=== Section Start ===
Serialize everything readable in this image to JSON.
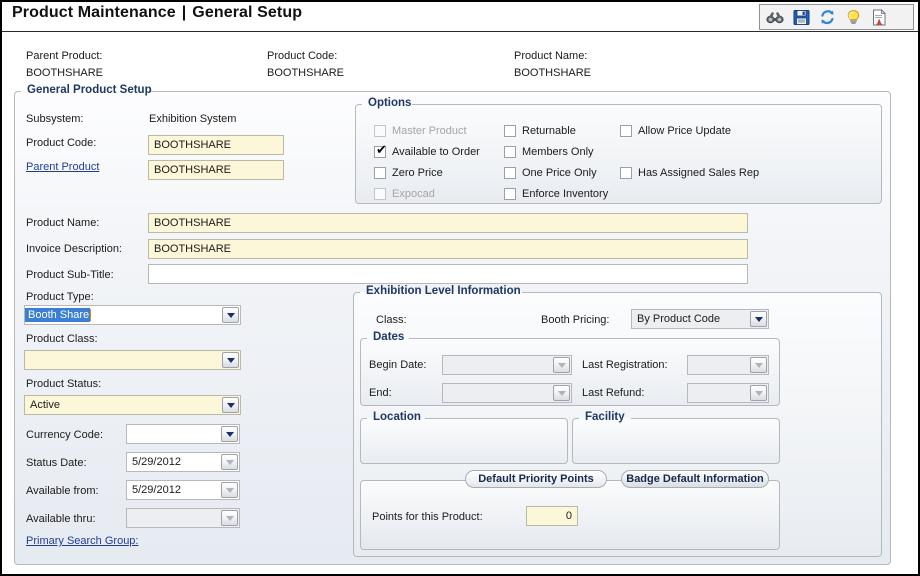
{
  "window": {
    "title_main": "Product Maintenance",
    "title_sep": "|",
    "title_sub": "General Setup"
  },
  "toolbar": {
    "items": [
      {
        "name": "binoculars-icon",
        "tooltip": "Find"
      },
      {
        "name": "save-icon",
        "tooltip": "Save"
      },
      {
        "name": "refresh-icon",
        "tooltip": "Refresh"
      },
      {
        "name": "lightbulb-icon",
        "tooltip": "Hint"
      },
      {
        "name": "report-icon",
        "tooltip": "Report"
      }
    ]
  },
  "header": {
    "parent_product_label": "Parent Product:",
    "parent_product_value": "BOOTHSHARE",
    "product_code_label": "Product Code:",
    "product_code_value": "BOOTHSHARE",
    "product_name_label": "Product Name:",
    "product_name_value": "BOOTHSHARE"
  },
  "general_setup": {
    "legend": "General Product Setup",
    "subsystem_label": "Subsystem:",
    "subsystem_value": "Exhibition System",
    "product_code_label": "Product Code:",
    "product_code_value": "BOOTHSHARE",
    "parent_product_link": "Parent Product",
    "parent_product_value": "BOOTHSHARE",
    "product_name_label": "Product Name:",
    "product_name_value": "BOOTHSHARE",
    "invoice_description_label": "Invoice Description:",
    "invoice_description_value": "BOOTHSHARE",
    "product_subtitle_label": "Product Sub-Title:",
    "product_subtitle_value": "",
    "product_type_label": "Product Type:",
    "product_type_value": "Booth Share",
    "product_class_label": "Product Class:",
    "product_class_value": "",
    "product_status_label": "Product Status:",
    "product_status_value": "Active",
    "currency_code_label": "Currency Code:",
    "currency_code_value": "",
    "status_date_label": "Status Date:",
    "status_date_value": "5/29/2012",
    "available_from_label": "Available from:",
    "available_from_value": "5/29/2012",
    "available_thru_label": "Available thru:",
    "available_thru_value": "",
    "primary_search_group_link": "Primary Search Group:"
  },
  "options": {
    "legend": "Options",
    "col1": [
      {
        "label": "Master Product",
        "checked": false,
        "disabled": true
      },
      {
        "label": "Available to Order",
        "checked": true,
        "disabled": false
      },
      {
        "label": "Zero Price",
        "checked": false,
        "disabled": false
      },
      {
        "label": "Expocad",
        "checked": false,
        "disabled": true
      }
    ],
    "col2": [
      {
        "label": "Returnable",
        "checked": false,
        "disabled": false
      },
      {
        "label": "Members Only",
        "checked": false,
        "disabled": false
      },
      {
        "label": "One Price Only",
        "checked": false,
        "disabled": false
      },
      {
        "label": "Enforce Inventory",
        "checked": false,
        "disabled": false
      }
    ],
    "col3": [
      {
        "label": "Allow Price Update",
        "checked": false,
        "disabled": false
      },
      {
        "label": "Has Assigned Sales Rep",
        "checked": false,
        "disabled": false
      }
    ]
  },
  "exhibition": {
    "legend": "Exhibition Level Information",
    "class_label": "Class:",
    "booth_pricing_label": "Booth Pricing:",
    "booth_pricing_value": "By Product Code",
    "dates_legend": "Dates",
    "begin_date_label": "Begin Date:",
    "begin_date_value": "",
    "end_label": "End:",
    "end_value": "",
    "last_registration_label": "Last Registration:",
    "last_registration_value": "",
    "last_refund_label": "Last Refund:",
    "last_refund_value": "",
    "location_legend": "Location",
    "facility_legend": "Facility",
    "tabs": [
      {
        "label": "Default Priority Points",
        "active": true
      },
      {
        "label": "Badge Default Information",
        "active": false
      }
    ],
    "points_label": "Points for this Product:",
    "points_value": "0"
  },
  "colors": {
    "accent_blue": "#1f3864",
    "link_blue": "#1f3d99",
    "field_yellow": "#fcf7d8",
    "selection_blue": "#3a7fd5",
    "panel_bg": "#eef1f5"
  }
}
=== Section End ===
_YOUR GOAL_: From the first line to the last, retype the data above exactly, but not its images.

_TASK RESULT_:
Serialize everything readable in this image to JSON.
{
  "window": {
    "title_main": "Product Maintenance",
    "title_sep": "|",
    "title_sub": "General Setup"
  },
  "toolbar": {
    "items": [
      {
        "name": "binoculars-icon",
        "tooltip": "Find"
      },
      {
        "name": "save-icon",
        "tooltip": "Save"
      },
      {
        "name": "refresh-icon",
        "tooltip": "Refresh"
      },
      {
        "name": "lightbulb-icon",
        "tooltip": "Hint"
      },
      {
        "name": "report-icon",
        "tooltip": "Report"
      }
    ]
  },
  "header": {
    "parent_product_label": "Parent Product:",
    "parent_product_value": "BOOTHSHARE",
    "product_code_label": "Product Code:",
    "product_code_value": "BOOTHSHARE",
    "product_name_label": "Product Name:",
    "product_name_value": "BOOTHSHARE"
  },
  "general_setup": {
    "legend": "General Product Setup",
    "subsystem_label": "Subsystem:",
    "subsystem_value": "Exhibition System",
    "product_code_label": "Product Code:",
    "product_code_value": "BOOTHSHARE",
    "parent_product_link": "Parent Product",
    "parent_product_value": "BOOTHSHARE",
    "product_name_label": "Product Name:",
    "product_name_value": "BOOTHSHARE",
    "invoice_description_label": "Invoice Description:",
    "invoice_description_value": "BOOTHSHARE",
    "product_subtitle_label": "Product Sub-Title:",
    "product_subtitle_value": "",
    "product_type_label": "Product Type:",
    "product_type_value": "Booth Share",
    "product_class_label": "Product Class:",
    "product_class_value": "",
    "product_status_label": "Product Status:",
    "product_status_value": "Active",
    "currency_code_label": "Currency Code:",
    "currency_code_value": "",
    "status_date_label": "Status Date:",
    "status_date_value": "5/29/2012",
    "available_from_label": "Available from:",
    "available_from_value": "5/29/2012",
    "available_thru_label": "Available thru:",
    "available_thru_value": "",
    "primary_search_group_link": "Primary Search Group:"
  },
  "options": {
    "legend": "Options",
    "col1": [
      {
        "label": "Master Product",
        "checked": false,
        "disabled": true
      },
      {
        "label": "Available to Order",
        "checked": true,
        "disabled": false
      },
      {
        "label": "Zero Price",
        "checked": false,
        "disabled": false
      },
      {
        "label": "Expocad",
        "checked": false,
        "disabled": true
      }
    ],
    "col2": [
      {
        "label": "Returnable",
        "checked": false,
        "disabled": false
      },
      {
        "label": "Members Only",
        "checked": false,
        "disabled": false
      },
      {
        "label": "One Price Only",
        "checked": false,
        "disabled": false
      },
      {
        "label": "Enforce Inventory",
        "checked": false,
        "disabled": false
      }
    ],
    "col3": [
      {
        "label": "Allow Price Update",
        "checked": false,
        "disabled": false
      },
      {
        "label": "Has Assigned Sales Rep",
        "checked": false,
        "disabled": false
      }
    ]
  },
  "exhibition": {
    "legend": "Exhibition Level Information",
    "class_label": "Class:",
    "booth_pricing_label": "Booth Pricing:",
    "booth_pricing_value": "By Product Code",
    "dates_legend": "Dates",
    "begin_date_label": "Begin Date:",
    "begin_date_value": "",
    "end_label": "End:",
    "end_value": "",
    "last_registration_label": "Last Registration:",
    "last_registration_value": "",
    "last_refund_label": "Last Refund:",
    "last_refund_value": "",
    "location_legend": "Location",
    "facility_legend": "Facility",
    "tabs": [
      {
        "label": "Default Priority Points",
        "active": true
      },
      {
        "label": "Badge Default Information",
        "active": false
      }
    ],
    "points_label": "Points for this Product:",
    "points_value": "0"
  },
  "colors": {
    "accent_blue": "#1f3864",
    "link_blue": "#1f3d99",
    "field_yellow": "#fcf7d8",
    "selection_blue": "#3a7fd5",
    "panel_bg": "#eef1f5"
  }
}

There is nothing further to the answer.